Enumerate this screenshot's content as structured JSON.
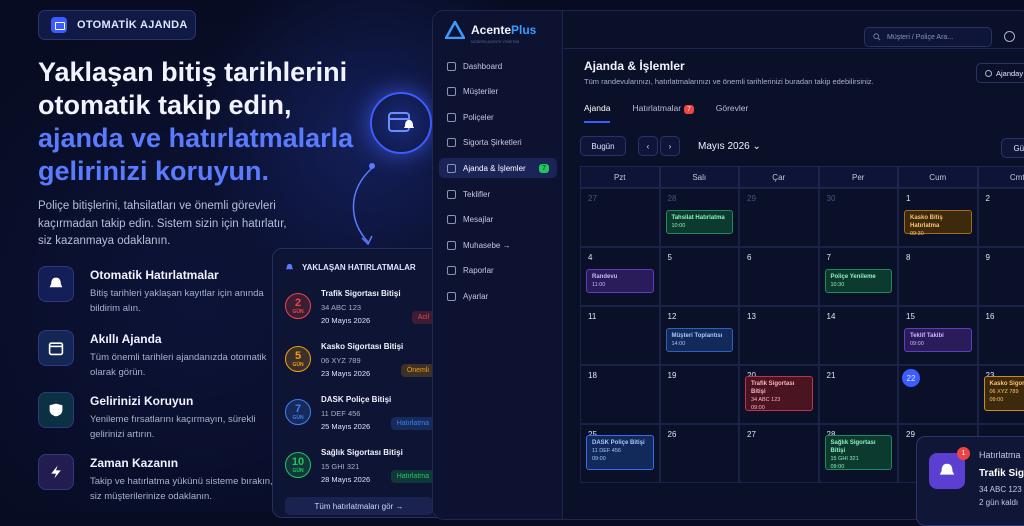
{
  "badge": {
    "label": "OTOMATİK AJANDA"
  },
  "hero": {
    "line1": "Yaklaşan bitiş tarihlerini",
    "line2": "otomatik takip edin,",
    "line3": "ajanda ve hatırlatmalarla",
    "line4": "gelirinizi koruyun."
  },
  "description": "Poliçe bitişlerini, tahsilatları ve önemli görevleri kaçırmadan takip edin. Sistem sizin için hatırlatır, siz kazanmaya odaklanın.",
  "features": [
    {
      "title": "Otomatik Hatırlatmalar",
      "desc": "Bitiş tarihleri yaklaşan kayıtlar için anında bildirim alın.",
      "icon": "bell-icon",
      "color": "#3b5cff"
    },
    {
      "title": "Akıllı Ajanda",
      "desc": "Tüm önemli tarihleri ajandanızda otomatik olarak görün.",
      "icon": "calendar-icon",
      "color": "#3b82f6"
    },
    {
      "title": "Gelirinizi Koruyun",
      "desc": "Yenileme fırsatlarını kaçırmayın, sürekli gelirinizi artırın.",
      "icon": "shield-icon",
      "color": "#14b8a6"
    },
    {
      "title": "Zaman Kazanın",
      "desc": "Takip ve hatırlatma yükünü sisteme bırakın, siz müşterilerinize odaklanın.",
      "icon": "lightning-icon",
      "color": "#8b5cf6"
    }
  ],
  "reminders": {
    "title": "YAKLAŞAN HATIRLATMALAR",
    "items": [
      {
        "days": "2",
        "unit": "GÜN",
        "title": "Trafik Sigortası Bitişi",
        "plate": "34 ABC 123",
        "date": "20 Mayıs 2026",
        "tag": "Acil",
        "color": "#ef4444"
      },
      {
        "days": "5",
        "unit": "GÜN",
        "title": "Kasko Sigortası Bitişi",
        "plate": "06 XYZ 789",
        "date": "23 Mayıs 2026",
        "tag": "Önemli",
        "color": "#f59e0b"
      },
      {
        "days": "7",
        "unit": "GÜN",
        "title": "DASK Poliçe Bitişi",
        "plate": "11 DEF 456",
        "date": "25 Mayıs 2026",
        "tag": "Hatırlatma",
        "color": "#3b82f6"
      },
      {
        "days": "10",
        "unit": "GÜN",
        "title": "Sağlık Sigortası Bitişi",
        "plate": "15 GHI 321",
        "date": "28 Mayıs 2026",
        "tag": "Hatırlatma",
        "color": "#22c55e"
      }
    ],
    "footer": "Tüm hatırlatmaları gör  →"
  },
  "app": {
    "brand1": "Acente",
    "brand2": "Plus",
    "brand_sub": "MODERN ACENTE YÖNETİMİ",
    "nav": [
      {
        "label": "Dashboard"
      },
      {
        "label": "Müşteriler"
      },
      {
        "label": "Poliçeler"
      },
      {
        "label": "Sigorta Şirketleri"
      },
      {
        "label": "Ajanda & İşlemler",
        "count": "7",
        "active": true
      },
      {
        "label": "Teklifler"
      },
      {
        "label": "Mesajlar"
      },
      {
        "label": "Muhasebe  →"
      },
      {
        "label": "Raporlar"
      },
      {
        "label": "Ayarlar"
      }
    ],
    "search_placeholder": "Müşteri / Poliçe Ara...",
    "page_title": "Ajanda & İşlemler",
    "page_sub": "Tüm randevularınızı, hatırlatmalarınızı ve önemli tarihlerinizi buradan takip edebilirsiniz.",
    "ajanda_btn": "Ajanday",
    "tabs": [
      {
        "label": "Ajanda"
      },
      {
        "label": "Hatırlatmalar",
        "badge": "7"
      },
      {
        "label": "Görevler"
      }
    ],
    "today_btn": "Bugün",
    "month": "Mayıs 2026",
    "gun_btn": "Gün",
    "days": [
      "Pzt",
      "Salı",
      "Çar",
      "Per",
      "Cum",
      "Cmt"
    ],
    "weeks": [
      [
        "27",
        "28",
        "29",
        "30",
        "1",
        "2"
      ],
      [
        "4",
        "5",
        "6",
        "7",
        "8",
        "9"
      ],
      [
        "11",
        "12",
        "13",
        "14",
        "15",
        "16"
      ],
      [
        "18",
        "19",
        "20",
        "21",
        "22",
        "23"
      ],
      [
        "25",
        "26",
        "27",
        "28",
        "29",
        ""
      ]
    ],
    "events": [
      {
        "w": 0,
        "d": 1,
        "title": "Tahsilat Hatırlatma",
        "sub": "10:00",
        "bg": "#0d3a2e",
        "bd": "#1f8a5e",
        "fg": "#8df0c0"
      },
      {
        "w": 0,
        "d": 4,
        "title": "Kasko Bitiş Hatırlatma",
        "sub": "09:30",
        "bg": "#3d2a0d",
        "bd": "#a66a1a",
        "fg": "#ffc26b"
      },
      {
        "w": 1,
        "d": 0,
        "title": "Randevu",
        "sub": "11:00",
        "bg": "#2a1c5a",
        "bd": "#5b3fbf",
        "fg": "#c8b5ff"
      },
      {
        "w": 1,
        "d": 3,
        "title": "Poliçe Yenileme",
        "sub": "10:30",
        "bg": "#0d3a2e",
        "bd": "#1f8a5e",
        "fg": "#8df0c0"
      },
      {
        "w": 2,
        "d": 1,
        "title": "Müşteri Toplantısı",
        "sub": "14:00",
        "bg": "#112a5a",
        "bd": "#2f5fbf",
        "fg": "#a8c5ff"
      },
      {
        "w": 2,
        "d": 4,
        "title": "Teklif Takibi",
        "sub": "09:00",
        "bg": "#2a1c5a",
        "bd": "#5b3fbf",
        "fg": "#c8b5ff"
      },
      {
        "w": 3,
        "d": 2,
        "title": "Trafik Sigortası Bitişi",
        "sub": "34 ABC 123",
        "sub2": "09:00",
        "bg": "#4a1420",
        "bd": "#c0334a",
        "fg": "#ffb3bf"
      },
      {
        "w": 3,
        "d": 5,
        "title": "Kasko Sigortası",
        "sub": "06 XYZ 789",
        "sub2": "09:00",
        "bg": "#3d2a0d",
        "bd": "#d08a1a",
        "fg": "#ffc26b"
      },
      {
        "w": 4,
        "d": 0,
        "title": "DASK Poliçe Bitişi",
        "sub": "11 DEF 456",
        "sub2": "09:00",
        "bg": "#112a5a",
        "bd": "#3b6cf0",
        "fg": "#a8c5ff"
      },
      {
        "w": 4,
        "d": 3,
        "title": "Sağlık Sigortası Bitişi",
        "sub": "15 GHI 321",
        "sub2": "09:00",
        "bg": "#0d3a2e",
        "bd": "#1f8a5e",
        "fg": "#8df0c0"
      }
    ],
    "today_day": "22"
  },
  "notification": {
    "badge": "1",
    "title": "Hatırlatma",
    "item": "Trafik Sigor",
    "plate": "34 ABC 123",
    "left": "2 gün kaldı"
  }
}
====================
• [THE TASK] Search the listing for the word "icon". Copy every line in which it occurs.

• [RESPONSE AREA]
      "icon": "bell-icon",
      "icon": "calendar-icon",
      "icon": "shield-icon",
      "icon": "lightning-icon",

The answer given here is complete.